“In order to maintain its thermal equilibrium, the whole system must still [after the steel shell is placed around the sphere] radiate 235 W/m2 out to space. To do this, the steel shell must warm until it is radiating at 235 watts per square metre. Of course, since a shell has an inside and an outside, it will also radiate 235 watts inward to the planet. The planet is now being heated by 235 W/m2 of energy from the interior, and 235 W/m2 from the shell. This will warm the planetary surface until it reaches a temperature of 470 watts per square metre. In vacuum conditions as described, this would be a perfect greenhouse, with no losses of any kind.”

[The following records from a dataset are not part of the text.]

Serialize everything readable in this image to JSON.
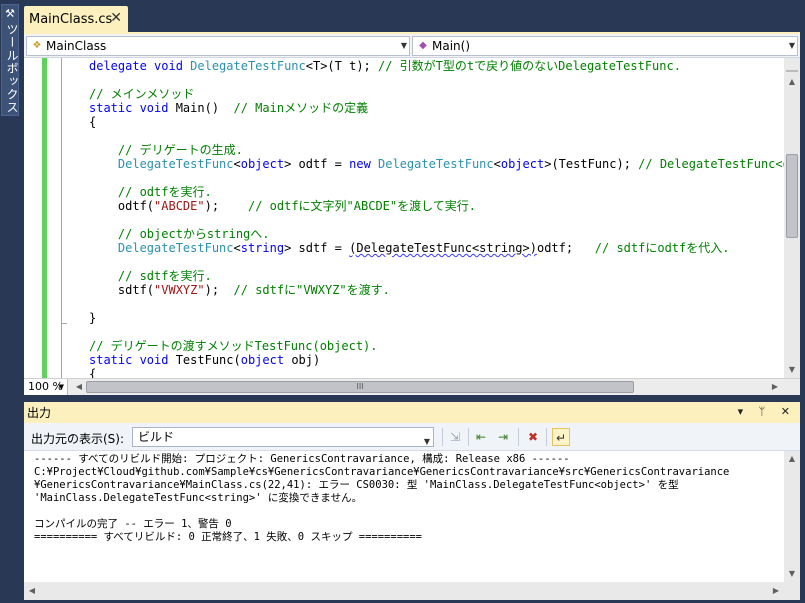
{
  "toolbox": {
    "label": "ツールボックス",
    "icon": "toolbox-icon"
  },
  "document_tab": {
    "title": "MainClass.cs",
    "close": "✕"
  },
  "nav": {
    "class_combo": "MainClass",
    "member_combo": "Main()"
  },
  "code": {
    "lines": [
      {
        "parts": [
          [
            "kw",
            "delegate "
          ],
          [
            "kw",
            "void "
          ],
          [
            "ty",
            "DelegateTestFunc"
          ],
          [
            "",
            "<T>(T t); "
          ],
          [
            "cm",
            "// 引数がT型のtで戻り値のないDelegateTestFunc."
          ]
        ]
      },
      {
        "parts": []
      },
      {
        "parts": [
          [
            "cm",
            "// メインメソッド"
          ]
        ]
      },
      {
        "parts": [
          [
            "kw",
            "static "
          ],
          [
            "kw",
            "void "
          ],
          [
            "",
            "Main()  "
          ],
          [
            "cm",
            "// Mainメソッドの定義"
          ]
        ]
      },
      {
        "parts": [
          [
            "",
            "{"
          ]
        ]
      },
      {
        "parts": []
      },
      {
        "parts": [
          [
            "",
            "    "
          ],
          [
            "cm",
            "// デリゲートの生成."
          ]
        ]
      },
      {
        "parts": [
          [
            "",
            "    "
          ],
          [
            "ty",
            "DelegateTestFunc"
          ],
          [
            "",
            "<"
          ],
          [
            "kw",
            "object"
          ],
          [
            "",
            "> odtf = "
          ],
          [
            "kw",
            "new "
          ],
          [
            "ty",
            "DelegateTestFunc"
          ],
          [
            "",
            "<"
          ],
          [
            "kw",
            "object"
          ],
          [
            "",
            ">(TestFunc); "
          ],
          [
            "cm",
            "// DelegateTestFunc<obj"
          ]
        ]
      },
      {
        "parts": []
      },
      {
        "parts": [
          [
            "",
            "    "
          ],
          [
            "cm",
            "// odtfを実行."
          ]
        ]
      },
      {
        "parts": [
          [
            "",
            "    odtf("
          ],
          [
            "st",
            "\"ABCDE\""
          ],
          [
            "",
            ");    "
          ],
          [
            "cm",
            "// odtfに文字列\"ABCDE\"を渡して実行."
          ]
        ]
      },
      {
        "parts": []
      },
      {
        "parts": [
          [
            "",
            "    "
          ],
          [
            "cm",
            "// objectからstringへ."
          ]
        ]
      },
      {
        "parts": [
          [
            "",
            "    "
          ],
          [
            "ty",
            "DelegateTestFunc"
          ],
          [
            "",
            "<"
          ],
          [
            "kw",
            "string"
          ],
          [
            "",
            "> sdtf = "
          ],
          [
            "squig",
            "(DelegateTestFunc<string>)"
          ],
          [
            "",
            "odtf;   "
          ],
          [
            "cm",
            "// sdtfにodtfを代入."
          ]
        ]
      },
      {
        "parts": []
      },
      {
        "parts": [
          [
            "",
            "    "
          ],
          [
            "cm",
            "// sdtfを実行."
          ]
        ]
      },
      {
        "parts": [
          [
            "",
            "    sdtf("
          ],
          [
            "st",
            "\"VWXYZ\""
          ],
          [
            "",
            ");  "
          ],
          [
            "cm",
            "// sdtfに\"VWXYZ\"を渡す."
          ]
        ]
      },
      {
        "parts": []
      },
      {
        "parts": [
          [
            "",
            "}"
          ]
        ]
      },
      {
        "parts": []
      },
      {
        "parts": [
          [
            "cm",
            "// デリゲートの渡すメソッドTestFunc(object)."
          ]
        ]
      },
      {
        "parts": [
          [
            "kw",
            "static "
          ],
          [
            "kw",
            "void "
          ],
          [
            "",
            "TestFunc("
          ],
          [
            "kw",
            "object "
          ],
          [
            "",
            "obj)"
          ]
        ]
      },
      {
        "parts": [
          [
            "",
            "{"
          ]
        ]
      }
    ]
  },
  "editor_status": {
    "zoom": "100 %",
    "h_thumb_grip": "III"
  },
  "output": {
    "title": "出力",
    "header_buttons": "▾ ᛘ ✕",
    "source_label": "出力元の表示(S):",
    "source_value": "ビルド",
    "lines": [
      "------ すべてのリビルド開始: プロジェクト: GenericsContravariance, 構成: Release x86 ------",
      "C:¥Project¥Cloud¥github.com¥Sample¥cs¥GenericsContravariance¥GenericsContravariance¥src¥GenericsContravariance",
      "¥GenericsContravariance¥MainClass.cs(22,41): エラー CS0030: 型 'MainClass.DelegateTestFunc<object>' を型",
      "'MainClass.DelegateTestFunc<string>' に変換できません。",
      "",
      "コンパイルの完了 -- エラー 1、警告 0",
      "========== すべてリビルド: 0 正常終了、1 失敗、0 スキップ =========="
    ]
  },
  "colors": {
    "frame": "#293955",
    "tab_active": "#fcf1be",
    "keyword": "#0000ff",
    "type": "#2b91af",
    "comment": "#008000",
    "string": "#a31515",
    "change_bar": "#5ed35b"
  }
}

The first part of this paragraph simply describes the necessary conditions for reaching a new dynamic equilibrium upon putting the steel shell up around the radiating sphere. Nothing mysterious about it at all.

But then (in the bolded part) Eschenbach starts ‘explaining’ how he sees this new state of dynamic equilibrium to be accomplished.

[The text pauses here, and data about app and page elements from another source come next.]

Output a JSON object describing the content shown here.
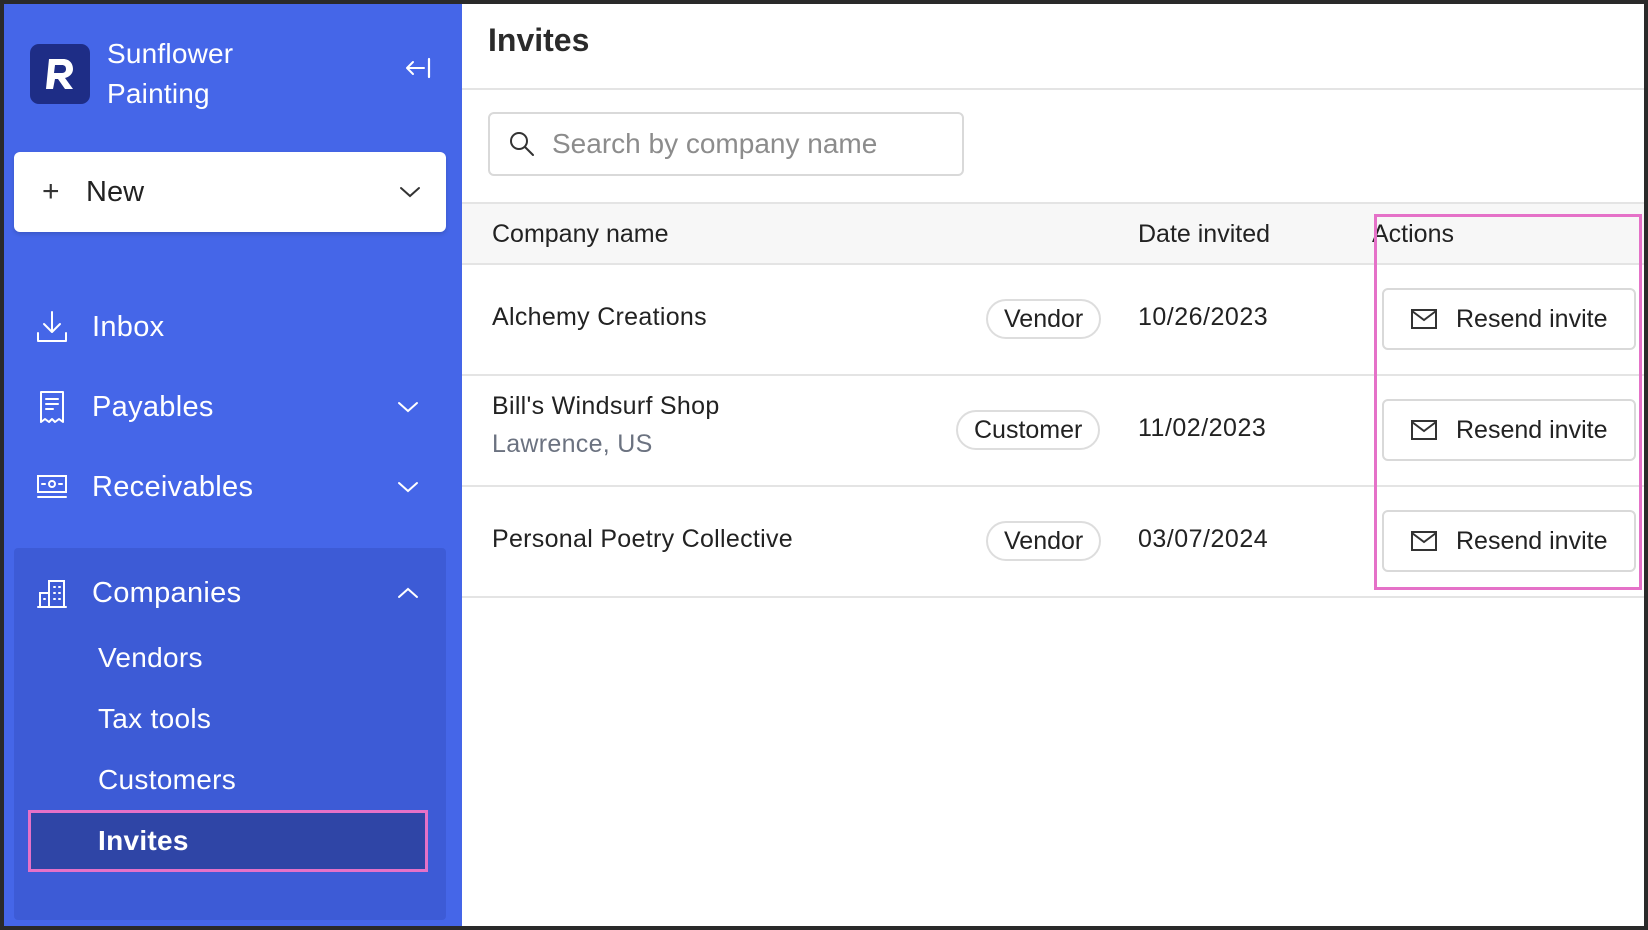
{
  "sidebar": {
    "brand": {
      "name": "Sunflower Painting",
      "logo_letter": "R"
    },
    "new_button": {
      "label": "New"
    },
    "nav": [
      {
        "label": "Inbox",
        "icon": "inbox-download-icon"
      },
      {
        "label": "Payables",
        "icon": "receipt-icon"
      },
      {
        "label": "Receivables",
        "icon": "money-icon"
      },
      {
        "label": "Companies",
        "icon": "building-icon"
      }
    ],
    "companies_sub": [
      {
        "label": "Vendors"
      },
      {
        "label": "Tax tools"
      },
      {
        "label": "Customers"
      },
      {
        "label": "Invites",
        "active": true
      }
    ]
  },
  "main": {
    "title": "Invites",
    "search": {
      "placeholder": "Search by company name",
      "value": ""
    },
    "table": {
      "headers": {
        "company": "Company name",
        "date": "Date invited",
        "actions": "Actions"
      },
      "rows": [
        {
          "company": "Alchemy Creations",
          "location": "",
          "type": "Vendor",
          "date": "10/26/2023",
          "action": "Resend invite"
        },
        {
          "company": "Bill's Windsurf Shop",
          "location": "Lawrence, US",
          "type": "Customer",
          "date": "11/02/2023",
          "action": "Resend invite"
        },
        {
          "company": "Personal Poetry Collective",
          "location": "",
          "type": "Vendor",
          "date": "03/07/2024",
          "action": "Resend invite"
        }
      ]
    }
  },
  "colors": {
    "sidebar_bg": "#4566e8",
    "sidebar_group_bg": "#3d5bd6",
    "active_item_bg": "#2f45a6",
    "highlight": "#e571c8",
    "logo_bg": "#1e2d86"
  }
}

And this is where any connection to basic, ordinary physics – and hence, to the real world – appears to be lost.

Let’s parse what he’s saying: Continue reading

On Heat, the Laws of Thermodynamics and the Atmospheric Warming Effect

On average, Earth’s solar-heated global surface is warmer than the Moon’s by as much as 90 degrees Celsius! This is in spite of the fact that the mean solar flux – evened out globally and across the diurnal cycle – absorbed by the latter is almost 80% more intense than the one absorbed by the former.

The Earth’s global surface, absorbing on average 165 W/m2 from the Sun, has a mean temperature of ~288K (+15°C).

The Moon’s global surface, absorbing on average 295 W/m2 from the Sun, has a mean temperature of >200K (-75°C).

A pure solar radiative equilibrium for each of the two bodies (according to the Stefan-Boltzmann equation: Q = σT4, assuming emissivity (ε) = 1) would provide them with maximum steady-state mean global temps of 232K (-41°C) and 269K (-4°C) respectively.

As you can well gather from this, the Earth’s surface is 56 degrees warmer than its ideal solar radiative equilibrium temperature, while the lunar surface is at least 70 degrees colder than its ideal solar radiative equilibrium temperature. That’s a spread of no less than 126 degrees! On average …

Still, these two celestial bodies are at exactly the same distance from the Sun: 1AU.

So what could possibly account for this astounding difference between such close neighbours?

Very simple: The Earth has an atmosphere. The Moon doesn’t. Continue reading